» Records for this exercise

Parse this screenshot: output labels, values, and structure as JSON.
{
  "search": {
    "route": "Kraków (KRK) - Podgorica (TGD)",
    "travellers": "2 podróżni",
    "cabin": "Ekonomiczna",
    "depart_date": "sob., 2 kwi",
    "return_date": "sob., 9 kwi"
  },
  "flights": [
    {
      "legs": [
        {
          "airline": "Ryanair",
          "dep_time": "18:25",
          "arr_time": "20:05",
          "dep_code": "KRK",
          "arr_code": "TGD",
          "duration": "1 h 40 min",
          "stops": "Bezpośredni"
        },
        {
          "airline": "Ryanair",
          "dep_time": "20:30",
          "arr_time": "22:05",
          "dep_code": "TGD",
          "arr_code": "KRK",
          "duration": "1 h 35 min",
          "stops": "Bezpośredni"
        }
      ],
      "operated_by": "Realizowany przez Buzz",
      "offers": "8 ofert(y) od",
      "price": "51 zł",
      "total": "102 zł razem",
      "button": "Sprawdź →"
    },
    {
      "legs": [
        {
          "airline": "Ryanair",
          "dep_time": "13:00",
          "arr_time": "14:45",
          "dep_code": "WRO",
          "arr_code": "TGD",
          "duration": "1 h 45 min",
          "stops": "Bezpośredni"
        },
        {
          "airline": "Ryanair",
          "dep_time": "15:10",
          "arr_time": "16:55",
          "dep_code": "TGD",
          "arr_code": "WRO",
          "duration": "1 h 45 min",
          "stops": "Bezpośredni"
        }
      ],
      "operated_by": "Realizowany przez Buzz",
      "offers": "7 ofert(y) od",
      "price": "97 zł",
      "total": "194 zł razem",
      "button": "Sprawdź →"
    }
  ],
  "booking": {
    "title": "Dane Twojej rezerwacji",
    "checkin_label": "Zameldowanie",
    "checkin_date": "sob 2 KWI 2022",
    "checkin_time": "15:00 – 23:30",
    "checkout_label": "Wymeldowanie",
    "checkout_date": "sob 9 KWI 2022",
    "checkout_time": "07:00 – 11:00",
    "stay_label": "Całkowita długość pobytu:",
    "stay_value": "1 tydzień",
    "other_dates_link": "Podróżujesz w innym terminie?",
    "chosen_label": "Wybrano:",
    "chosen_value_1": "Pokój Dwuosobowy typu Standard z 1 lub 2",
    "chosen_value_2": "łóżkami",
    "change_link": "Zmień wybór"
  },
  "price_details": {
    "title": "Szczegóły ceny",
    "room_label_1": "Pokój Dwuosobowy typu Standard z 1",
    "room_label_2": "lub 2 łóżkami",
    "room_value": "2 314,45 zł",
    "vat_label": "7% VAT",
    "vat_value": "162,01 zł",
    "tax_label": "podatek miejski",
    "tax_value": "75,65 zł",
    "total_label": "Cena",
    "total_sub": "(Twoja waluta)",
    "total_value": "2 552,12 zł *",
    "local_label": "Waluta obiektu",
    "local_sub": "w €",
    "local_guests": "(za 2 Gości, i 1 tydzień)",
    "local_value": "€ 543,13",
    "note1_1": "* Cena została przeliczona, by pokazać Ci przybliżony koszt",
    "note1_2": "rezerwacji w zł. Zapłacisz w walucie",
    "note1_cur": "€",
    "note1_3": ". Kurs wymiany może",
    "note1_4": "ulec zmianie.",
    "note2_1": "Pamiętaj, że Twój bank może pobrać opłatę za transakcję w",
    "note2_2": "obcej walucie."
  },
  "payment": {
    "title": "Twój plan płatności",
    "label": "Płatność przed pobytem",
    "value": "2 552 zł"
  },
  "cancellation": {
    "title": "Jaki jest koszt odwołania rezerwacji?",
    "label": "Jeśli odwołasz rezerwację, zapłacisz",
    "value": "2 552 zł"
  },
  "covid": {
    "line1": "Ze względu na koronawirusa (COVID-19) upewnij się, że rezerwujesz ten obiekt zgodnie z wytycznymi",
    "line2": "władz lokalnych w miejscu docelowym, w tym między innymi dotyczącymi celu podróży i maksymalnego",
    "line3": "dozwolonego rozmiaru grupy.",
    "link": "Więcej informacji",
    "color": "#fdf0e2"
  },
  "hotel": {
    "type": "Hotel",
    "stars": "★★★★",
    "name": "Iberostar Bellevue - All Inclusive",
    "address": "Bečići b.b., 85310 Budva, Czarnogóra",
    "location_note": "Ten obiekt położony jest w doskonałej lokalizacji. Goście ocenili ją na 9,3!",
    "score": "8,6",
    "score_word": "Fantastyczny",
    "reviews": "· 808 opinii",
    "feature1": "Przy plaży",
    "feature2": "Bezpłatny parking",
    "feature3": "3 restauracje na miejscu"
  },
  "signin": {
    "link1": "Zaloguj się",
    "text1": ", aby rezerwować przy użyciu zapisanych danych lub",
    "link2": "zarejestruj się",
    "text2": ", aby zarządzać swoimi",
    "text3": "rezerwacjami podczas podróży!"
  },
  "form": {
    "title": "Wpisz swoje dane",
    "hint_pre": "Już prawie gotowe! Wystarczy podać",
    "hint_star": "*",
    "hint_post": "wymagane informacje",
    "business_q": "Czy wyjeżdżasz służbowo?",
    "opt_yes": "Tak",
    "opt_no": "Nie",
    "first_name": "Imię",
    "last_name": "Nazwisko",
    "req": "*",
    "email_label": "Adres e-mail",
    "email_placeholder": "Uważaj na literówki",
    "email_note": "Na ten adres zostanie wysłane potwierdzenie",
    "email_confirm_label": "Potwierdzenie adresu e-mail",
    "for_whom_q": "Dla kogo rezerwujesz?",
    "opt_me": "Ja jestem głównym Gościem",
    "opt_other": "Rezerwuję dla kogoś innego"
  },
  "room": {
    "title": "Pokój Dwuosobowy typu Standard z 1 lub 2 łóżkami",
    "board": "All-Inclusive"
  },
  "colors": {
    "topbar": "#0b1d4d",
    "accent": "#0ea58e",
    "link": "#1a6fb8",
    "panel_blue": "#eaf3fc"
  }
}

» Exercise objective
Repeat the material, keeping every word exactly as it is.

» Answer
Parse this screenshot: output labels, values, and structure as JSON.
{
  "search": {
    "route": "Kraków (KRK) - Podgorica (TGD)",
    "travellers": "2 podróżni",
    "cabin": "Ekonomiczna",
    "depart_date": "sob., 2 kwi",
    "return_date": "sob., 9 kwi"
  },
  "flights": [
    {
      "legs": [
        {
          "airline": "Ryanair",
          "dep_time": "18:25",
          "arr_time": "20:05",
          "dep_code": "KRK",
          "arr_code": "TGD",
          "duration": "1 h 40 min",
          "stops": "Bezpośredni"
        },
        {
          "airline": "Ryanair",
          "dep_time": "20:30",
          "arr_time": "22:05",
          "dep_code": "TGD",
          "arr_code": "KRK",
          "duration": "1 h 35 min",
          "stops": "Bezpośredni"
        }
      ],
      "operated_by": "Realizowany przez Buzz",
      "offers": "8 ofert(y) od",
      "price": "51 zł",
      "total": "102 zł razem",
      "button": "Sprawdź →"
    },
    {
      "legs": [
        {
          "airline": "Ryanair",
          "dep_time": "13:00",
          "arr_time": "14:45",
          "dep_code": "WRO",
          "arr_code": "TGD",
          "duration": "1 h 45 min",
          "stops": "Bezpośredni"
        },
        {
          "airline": "Ryanair",
          "dep_time": "15:10",
          "arr_time": "16:55",
          "dep_code": "TGD",
          "arr_code": "WRO",
          "duration": "1 h 45 min",
          "stops": "Bezpośredni"
        }
      ],
      "operated_by": "Realizowany przez Buzz",
      "offers": "7 ofert(y) od",
      "price": "97 zł",
      "total": "194 zł razem",
      "button": "Sprawdź →"
    }
  ],
  "booking": {
    "title": "Dane Twojej rezerwacji",
    "checkin_label": "Zameldowanie",
    "checkin_date": "sob 2 KWI 2022",
    "checkin_time": "15:00 – 23:30",
    "checkout_label": "Wymeldowanie",
    "checkout_date": "sob 9 KWI 2022",
    "checkout_time": "07:00 – 11:00",
    "stay_label": "Całkowita długość pobytu:",
    "stay_value": "1 tydzień",
    "other_dates_link": "Podróżujesz w innym terminie?",
    "chosen_label": "Wybrano:",
    "chosen_value_1": "Pokój Dwuosobowy typu Standard z 1 lub 2",
    "chosen_value_2": "łóżkami",
    "change_link": "Zmień wybór"
  },
  "price_details": {
    "title": "Szczegóły ceny",
    "room_label_1": "Pokój Dwuosobowy typu Standard z 1",
    "room_label_2": "lub 2 łóżkami",
    "room_value": "2 314,45 zł",
    "vat_label": "7% VAT",
    "vat_value": "162,01 zł",
    "tax_label": "podatek miejski",
    "tax_value": "75,65 zł",
    "total_label": "Cena",
    "total_sub": "(Twoja waluta)",
    "total_value": "2 552,12 zł *",
    "local_label": "Waluta obiektu",
    "local_sub": "w €",
    "local_guests": "(za 2 Gości, i 1 tydzień)",
    "local_value": "€ 543,13",
    "note1_1": "* Cena została przeliczona, by pokazać Ci przybliżony koszt",
    "note1_2": "rezerwacji w zł. Zapłacisz w walucie",
    "note1_cur": "€",
    "note1_3": ". Kurs wymiany może",
    "note1_4": "ulec zmianie.",
    "note2_1": "Pamiętaj, że Twój bank może pobrać opłatę za transakcję w",
    "note2_2": "obcej walucie."
  },
  "payment": {
    "title": "Twój plan płatności",
    "label": "Płatność przed pobytem",
    "value": "2 552 zł"
  },
  "cancellation": {
    "title": "Jaki jest koszt odwołania rezerwacji?",
    "label": "Jeśli odwołasz rezerwację, zapłacisz",
    "value": "2 552 zł"
  },
  "covid": {
    "line1": "Ze względu na koronawirusa (COVID-19) upewnij się, że rezerwujesz ten obiekt zgodnie z wytycznymi",
    "line2": "władz lokalnych w miejscu docelowym, w tym między innymi dotyczącymi celu podróży i maksymalnego",
    "line3": "dozwolonego rozmiaru grupy.",
    "link": "Więcej informacji",
    "color": "#fdf0e2"
  },
  "hotel": {
    "type": "Hotel",
    "stars": "★★★★",
    "name": "Iberostar Bellevue - All Inclusive",
    "address": "Bečići b.b., 85310 Budva, Czarnogóra",
    "location_note": "Ten obiekt położony jest w doskonałej lokalizacji. Goście ocenili ją na 9,3!",
    "score": "8,6",
    "score_word": "Fantastyczny",
    "reviews": "· 808 opinii",
    "feature1": "Przy plaży",
    "feature2": "Bezpłatny parking",
    "feature3": "3 restauracje na miejscu"
  },
  "signin": {
    "link1": "Zaloguj się",
    "text1": ", aby rezerwować przy użyciu zapisanych danych lub",
    "link2": "zarejestruj się",
    "text2": ", aby zarządzać swoimi",
    "text3": "rezerwacjami podczas podróży!"
  },
  "form": {
    "title": "Wpisz swoje dane",
    "hint_pre": "Już prawie gotowe! Wystarczy podać",
    "hint_star": "*",
    "hint_post": "wymagane informacje",
    "business_q": "Czy wyjeżdżasz służbowo?",
    "opt_yes": "Tak",
    "opt_no": "Nie",
    "first_name": "Imię",
    "last_name": "Nazwisko",
    "req": "*",
    "email_label": "Adres e-mail",
    "email_placeholder": "Uważaj na literówki",
    "email_note": "Na ten adres zostanie wysłane potwierdzenie",
    "email_confirm_label": "Potwierdzenie adresu e-mail",
    "for_whom_q": "Dla kogo rezerwujesz?",
    "opt_me": "Ja jestem głównym Gościem",
    "opt_other": "Rezerwuję dla kogoś innego"
  },
  "room": {
    "title": "Pokój Dwuosobowy typu Standard z 1 lub 2 łóżkami",
    "board": "All-Inclusive"
  },
  "colors": {
    "topbar": "#0b1d4d",
    "accent": "#0ea58e",
    "link": "#1a6fb8",
    "panel_blue": "#eaf3fc"
  }
}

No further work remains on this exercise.